Disc four is perhaps the most interesting of all. Victor de Sabata was one of the greatest opera conductors of any age, but he loathed the recording process and only conceded to make a select few albums. He was a fine orchestral leader outside of the pit, as this and other historical releases prove, and his control of the Berlin Philharmonic is very impressive. Considering how ugly these players could sound in 1939, the absolute hair-trigger intensity and tightly-knit ensemble is nothing short of remarkable. All things considered, these mere 18 minutes sound mostly fabulous (brass is occasionally a touch sour, yet strings are richly vibrant in places), and are a highlight of the set. Karl Elmendorff, meanwhile, gets neither the Berlin Philharmonic, nor even a booklet photo, but his contributions are no mere afterthought. Working with two very fine and historic German orchestras, this oft-forgotten maestro leads dynamic performances that are high on excitement and far less disciplined and well-tuned as Sabata's. If nothing else, it shows the difference in what conductors in Germany were demanding from their charges.

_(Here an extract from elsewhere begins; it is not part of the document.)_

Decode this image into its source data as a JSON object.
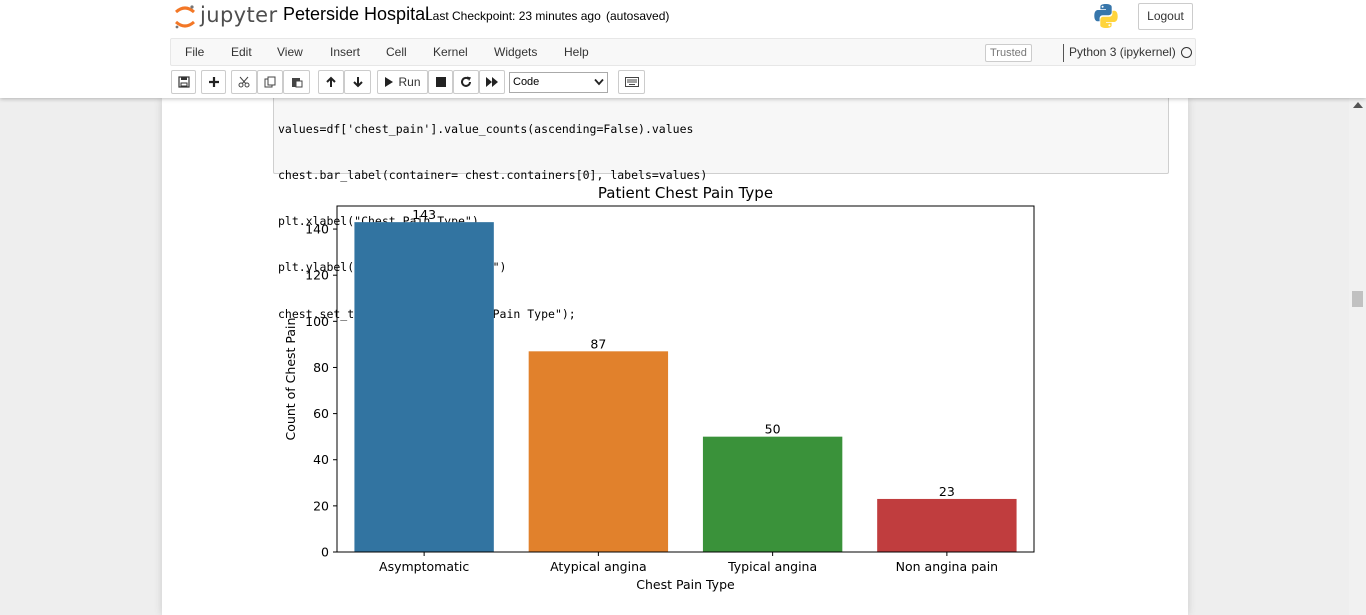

Lastly, the set concludes with Eugen Jochum at the helm. So tied is his name to Bruckner that collectors often forget what a fine conductor he was of nearly everything else. As far as I know, the Lohengrin selections in Berlin are very hard to locate outside of this box, while the Bavarian Radio sessions last showed up coupled with – and I'm not making this up – Sibelius. At any rate, his credentials in the opera house were notable, and he really was a terrific Wagnerian. His Prelude to Act I easily stands with the other two readings present here, while the Prelude to Act III manages to sound like real music (as opposed to an excuse to make noise). The third and final Prelude (Act I, Parsifal) is wonderful, as is the Good Friday Spell from the same opera. And that's that, a stunning collection of top-rank historical material at a very reasonable price. My only gripe is that the sticker on the wrapper boasts about "many new remasterings" and "first international releases", but nobody bothers to say which performances fit either category. Furtwängler fanatics just might be nuts enough to know, but even they would be hard pressed to apply that particular skill to the whole box. But everything does sound remarkably good, and Deutsche Grammophon has done us a huge favor with this winner of a set.

Copyright © 2014, Brian Wigman